Give the data a second time, exactly and in full.

[Dataset rows describing interfaces]
··········
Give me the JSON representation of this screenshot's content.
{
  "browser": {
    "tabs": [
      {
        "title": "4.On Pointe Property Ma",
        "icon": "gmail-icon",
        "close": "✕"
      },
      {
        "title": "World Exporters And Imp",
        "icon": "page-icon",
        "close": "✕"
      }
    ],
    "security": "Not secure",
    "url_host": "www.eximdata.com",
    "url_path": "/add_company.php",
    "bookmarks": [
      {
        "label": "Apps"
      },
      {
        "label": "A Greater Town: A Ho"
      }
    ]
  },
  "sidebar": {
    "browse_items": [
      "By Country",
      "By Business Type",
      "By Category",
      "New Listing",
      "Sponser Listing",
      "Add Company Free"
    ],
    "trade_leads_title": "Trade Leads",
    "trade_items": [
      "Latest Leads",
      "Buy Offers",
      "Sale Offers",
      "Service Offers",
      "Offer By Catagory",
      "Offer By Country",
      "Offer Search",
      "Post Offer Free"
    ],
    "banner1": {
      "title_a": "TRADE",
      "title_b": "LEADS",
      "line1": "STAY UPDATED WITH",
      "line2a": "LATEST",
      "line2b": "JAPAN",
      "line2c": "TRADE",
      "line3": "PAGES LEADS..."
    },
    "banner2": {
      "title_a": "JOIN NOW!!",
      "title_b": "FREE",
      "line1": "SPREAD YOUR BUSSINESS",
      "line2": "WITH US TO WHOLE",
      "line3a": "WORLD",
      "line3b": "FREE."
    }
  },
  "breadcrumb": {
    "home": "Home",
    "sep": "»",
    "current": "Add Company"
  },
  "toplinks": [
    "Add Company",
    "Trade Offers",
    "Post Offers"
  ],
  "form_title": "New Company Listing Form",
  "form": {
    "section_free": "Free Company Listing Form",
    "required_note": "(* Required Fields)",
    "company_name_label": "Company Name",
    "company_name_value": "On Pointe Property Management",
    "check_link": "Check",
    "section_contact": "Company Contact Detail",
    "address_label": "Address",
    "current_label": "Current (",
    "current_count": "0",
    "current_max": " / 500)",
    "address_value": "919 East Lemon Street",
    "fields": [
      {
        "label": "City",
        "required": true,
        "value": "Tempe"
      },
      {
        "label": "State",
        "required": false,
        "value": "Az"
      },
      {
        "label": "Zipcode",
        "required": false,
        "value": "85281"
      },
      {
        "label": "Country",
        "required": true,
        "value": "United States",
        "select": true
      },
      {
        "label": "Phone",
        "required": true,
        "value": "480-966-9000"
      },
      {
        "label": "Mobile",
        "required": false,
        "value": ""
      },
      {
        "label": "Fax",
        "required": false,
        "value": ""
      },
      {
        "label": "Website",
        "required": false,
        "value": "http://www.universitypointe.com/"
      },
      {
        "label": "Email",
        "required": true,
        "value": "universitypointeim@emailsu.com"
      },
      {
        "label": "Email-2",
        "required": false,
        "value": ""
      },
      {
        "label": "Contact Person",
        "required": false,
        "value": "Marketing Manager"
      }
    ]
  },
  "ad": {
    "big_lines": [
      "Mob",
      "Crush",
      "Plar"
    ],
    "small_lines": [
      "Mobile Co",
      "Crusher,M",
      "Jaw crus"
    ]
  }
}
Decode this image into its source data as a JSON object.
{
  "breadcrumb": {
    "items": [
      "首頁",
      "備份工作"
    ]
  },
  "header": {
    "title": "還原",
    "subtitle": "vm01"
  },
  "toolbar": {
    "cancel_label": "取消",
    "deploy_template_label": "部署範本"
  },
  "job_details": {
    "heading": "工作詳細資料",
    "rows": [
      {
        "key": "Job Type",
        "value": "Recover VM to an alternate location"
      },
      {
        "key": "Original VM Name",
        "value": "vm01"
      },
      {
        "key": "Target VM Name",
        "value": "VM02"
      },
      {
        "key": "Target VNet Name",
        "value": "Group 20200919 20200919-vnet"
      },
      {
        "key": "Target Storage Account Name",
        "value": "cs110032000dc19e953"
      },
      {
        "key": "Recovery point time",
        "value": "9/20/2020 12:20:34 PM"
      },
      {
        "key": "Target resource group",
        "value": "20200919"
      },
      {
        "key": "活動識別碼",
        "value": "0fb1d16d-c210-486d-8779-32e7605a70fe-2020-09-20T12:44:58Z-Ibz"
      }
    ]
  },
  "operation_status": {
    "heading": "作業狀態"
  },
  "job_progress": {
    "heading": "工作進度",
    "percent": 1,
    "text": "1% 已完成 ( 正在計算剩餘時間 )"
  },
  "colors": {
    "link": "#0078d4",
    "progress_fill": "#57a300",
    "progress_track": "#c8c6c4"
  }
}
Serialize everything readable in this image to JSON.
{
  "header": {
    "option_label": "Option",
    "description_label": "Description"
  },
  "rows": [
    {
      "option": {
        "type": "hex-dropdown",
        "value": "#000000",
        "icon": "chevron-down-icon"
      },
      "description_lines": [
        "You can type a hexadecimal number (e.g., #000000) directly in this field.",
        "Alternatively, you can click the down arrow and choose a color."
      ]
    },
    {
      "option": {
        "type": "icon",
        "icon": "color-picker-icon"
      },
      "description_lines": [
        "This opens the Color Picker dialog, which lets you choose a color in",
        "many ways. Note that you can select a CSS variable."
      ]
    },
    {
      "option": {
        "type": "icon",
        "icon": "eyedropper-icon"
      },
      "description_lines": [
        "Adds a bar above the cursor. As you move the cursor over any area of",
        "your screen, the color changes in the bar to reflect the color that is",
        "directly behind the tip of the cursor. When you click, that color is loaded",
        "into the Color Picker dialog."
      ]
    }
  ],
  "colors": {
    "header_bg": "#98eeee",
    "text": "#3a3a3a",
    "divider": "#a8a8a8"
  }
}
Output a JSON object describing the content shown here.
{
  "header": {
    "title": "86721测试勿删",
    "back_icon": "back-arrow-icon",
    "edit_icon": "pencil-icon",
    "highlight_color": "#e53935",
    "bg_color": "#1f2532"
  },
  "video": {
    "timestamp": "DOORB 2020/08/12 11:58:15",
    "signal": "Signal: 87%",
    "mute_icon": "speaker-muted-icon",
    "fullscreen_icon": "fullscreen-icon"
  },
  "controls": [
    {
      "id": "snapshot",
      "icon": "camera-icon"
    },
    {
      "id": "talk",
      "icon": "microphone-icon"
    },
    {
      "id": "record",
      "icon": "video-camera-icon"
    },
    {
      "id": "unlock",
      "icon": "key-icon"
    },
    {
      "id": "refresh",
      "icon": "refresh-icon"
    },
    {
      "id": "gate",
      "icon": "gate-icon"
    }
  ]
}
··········
→ YOUR SOLUTION:
Give me the JSON representation of this screenshot's content.
{
  "browser": {
    "tabs": [
      {
        "title": "4.On Pointe Property Ma",
        "icon": "gmail-icon",
        "close": "✕"
      },
      {
        "title": "World Exporters And Imp",
        "icon": "page-icon",
        "close": "✕"
      }
    ],
    "security": "Not secure",
    "url_host": "www.eximdata.com",
    "url_path": "/add_company.php",
    "bookmarks": [
      {
        "label": "Apps"
      },
      {
        "label": "A Greater Town: A Ho"
      }
    ]
  },
  "sidebar": {
    "browse_items": [
      "By Country",
      "By Business Type",
      "By Category",
      "New Listing",
      "Sponser Listing",
      "Add Company Free"
    ],
    "trade_leads_title": "Trade Leads",
    "trade_items": [
      "Latest Leads",
      "Buy Offers",
      "Sale Offers",
      "Service Offers",
      "Offer By Catagory",
      "Offer By Country",
      "Offer Search",
      "Post Offer Free"
    ],
    "banner1": {
      "title_a": "TRADE",
      "title_b": "LEADS",
      "line1": "STAY UPDATED WITH",
      "line2a": "LATEST",
      "line2b": "JAPAN",
      "line2c": "TRADE",
      "line3": "PAGES LEADS..."
    },
    "banner2": {
      "title_a": "JOIN NOW!!",
      "title_b": "FREE",
      "line1": "SPREAD YOUR BUSSINESS",
      "line2": "WITH US TO WHOLE",
      "line3a": "WORLD",
      "line3b": "FREE."
    }
  },
  "breadcrumb": {
    "home": "Home",
    "sep": "»",
    "current": "Add Company"
  },
  "toplinks": [
    "Add Company",
    "Trade Offers",
    "Post Offers"
  ],
  "form_title": "New Company Listing Form",
  "form": {
    "section_free": "Free Company Listing Form",
    "required_note": "(* Required Fields)",
    "company_name_label": "Company Name",
    "company_name_value": "On Pointe Property Management",
    "check_link": "Check",
    "section_contact": "Company Contact Detail",
    "address_label": "Address",
    "current_label": "Current (",
    "current_count": "0",
    "current_max": " / 500)",
    "address_value": "919 East Lemon Street",
    "fields": [
      {
        "label": "City",
        "required": true,
        "value": "Tempe"
      },
      {
        "label": "State",
        "required": false,
        "value": "Az"
      },
      {
        "label": "Zipcode",
        "required": false,
        "value": "85281"
      },
      {
        "label": "Country",
        "required": true,
        "value": "United States",
        "select": true
      },
      {
        "label": "Phone",
        "required": true,
        "value": "480-966-9000"
      },
      {
        "label": "Mobile",
        "required": false,
        "value": ""
      },
      {
        "label": "Fax",
        "required": false,
        "value": ""
      },
      {
        "label": "Website",
        "required": false,
        "value": "http://www.universitypointe.com/"
      },
      {
        "label": "Email",
        "required": true,
        "value": "universitypointeim@emailsu.com"
      },
      {
        "label": "Email-2",
        "required": false,
        "value": ""
      },
      {
        "label": "Contact Person",
        "required": false,
        "value": "Marketing Manager"
      }
    ]
  },
  "ad": {
    "big_lines": [
      "Mob",
      "Crush",
      "Plar"
    ],
    "small_lines": [
      "Mobile Co",
      "Crusher,M",
      "Jaw crus"
    ]
  }
}
Decode this image into its source data as a JSON object.
{
  "breadcrumb": {
    "items": [
      "首頁",
      "備份工作"
    ]
  },
  "header": {
    "title": "還原",
    "subtitle": "vm01"
  },
  "toolbar": {
    "cancel_label": "取消",
    "deploy_template_label": "部署範本"
  },
  "job_details": {
    "heading": "工作詳細資料",
    "rows": [
      {
        "key": "Job Type",
        "value": "Recover VM to an alternate location"
      },
      {
        "key": "Original VM Name",
        "value": "vm01"
      },
      {
        "key": "Target VM Name",
        "value": "VM02"
      },
      {
        "key": "Target VNet Name",
        "value": "Group 20200919 20200919-vnet"
      },
      {
        "key": "Target Storage Account Name",
        "value": "cs110032000dc19e953"
      },
      {
        "key": "Recovery point time",
        "value": "9/20/2020 12:20:34 PM"
      },
      {
        "key": "Target resource group",
        "value": "20200919"
      },
      {
        "key": "活動識別碼",
        "value": "0fb1d16d-c210-486d-8779-32e7605a70fe-2020-09-20T12:44:58Z-Ibz"
      }
    ]
  },
  "operation_status": {
    "heading": "作業狀態"
  },
  "job_progress": {
    "heading": "工作進度",
    "percent": 1,
    "text": "1% 已完成 ( 正在計算剩餘時間 )"
  },
  "colors": {
    "link": "#0078d4",
    "progress_fill": "#57a300",
    "progress_track": "#c8c6c4"
  }
}
Serialize everything readable in this image to JSON.
{
  "header": {
    "option_label": "Option",
    "description_label": "Description"
  },
  "rows": [
    {
      "option": {
        "type": "hex-dropdown",
        "value": "#000000",
        "icon": "chevron-down-icon"
      },
      "description_lines": [
        "You can type a hexadecimal number (e.g., #000000) directly in this field.",
        "Alternatively, you can click the down arrow and choose a color."
      ]
    },
    {
      "option": {
        "type": "icon",
        "icon": "color-picker-icon"
      },
      "description_lines": [
        "This opens the Color Picker dialog, which lets you choose a color in",
        "many ways. Note that you can select a CSS variable."
      ]
    },
    {
      "option": {
        "type": "icon",
        "icon": "eyedropper-icon"
      },
      "description_lines": [
        "Adds a bar above the cursor. As you move the cursor over any area of",
        "your screen, the color changes in the bar to reflect the color that is",
        "directly behind the tip of the cursor. When you click, that color is loaded",
        "into the Color Picker dialog."
      ]
    }
  ],
  "colors": {
    "header_bg": "#98eeee",
    "text": "#3a3a3a",
    "divider": "#a8a8a8"
  }
}
Output a JSON object describing the content shown here.
{
  "header": {
    "title": "86721测试勿删",
    "back_icon": "back-arrow-icon",
    "edit_icon": "pencil-icon",
    "highlight_color": "#e53935",
    "bg_color": "#1f2532"
  },
  "video": {
    "timestamp": "DOORB 2020/08/12 11:58:15",
    "signal": "Signal: 87%",
    "mute_icon": "speaker-muted-icon",
    "fullscreen_icon": "fullscreen-icon"
  },
  "controls": [
    {
      "id": "snapshot",
      "icon": "camera-icon"
    },
    {
      "id": "talk",
      "icon": "microphone-icon"
    },
    {
      "id": "record",
      "icon": "video-camera-icon"
    },
    {
      "id": "unlock",
      "icon": "key-icon"
    },
    {
      "id": "refresh",
      "icon": "refresh-icon"
    },
    {
      "id": "gate",
      "icon": "gate-icon"
    }
  ]
}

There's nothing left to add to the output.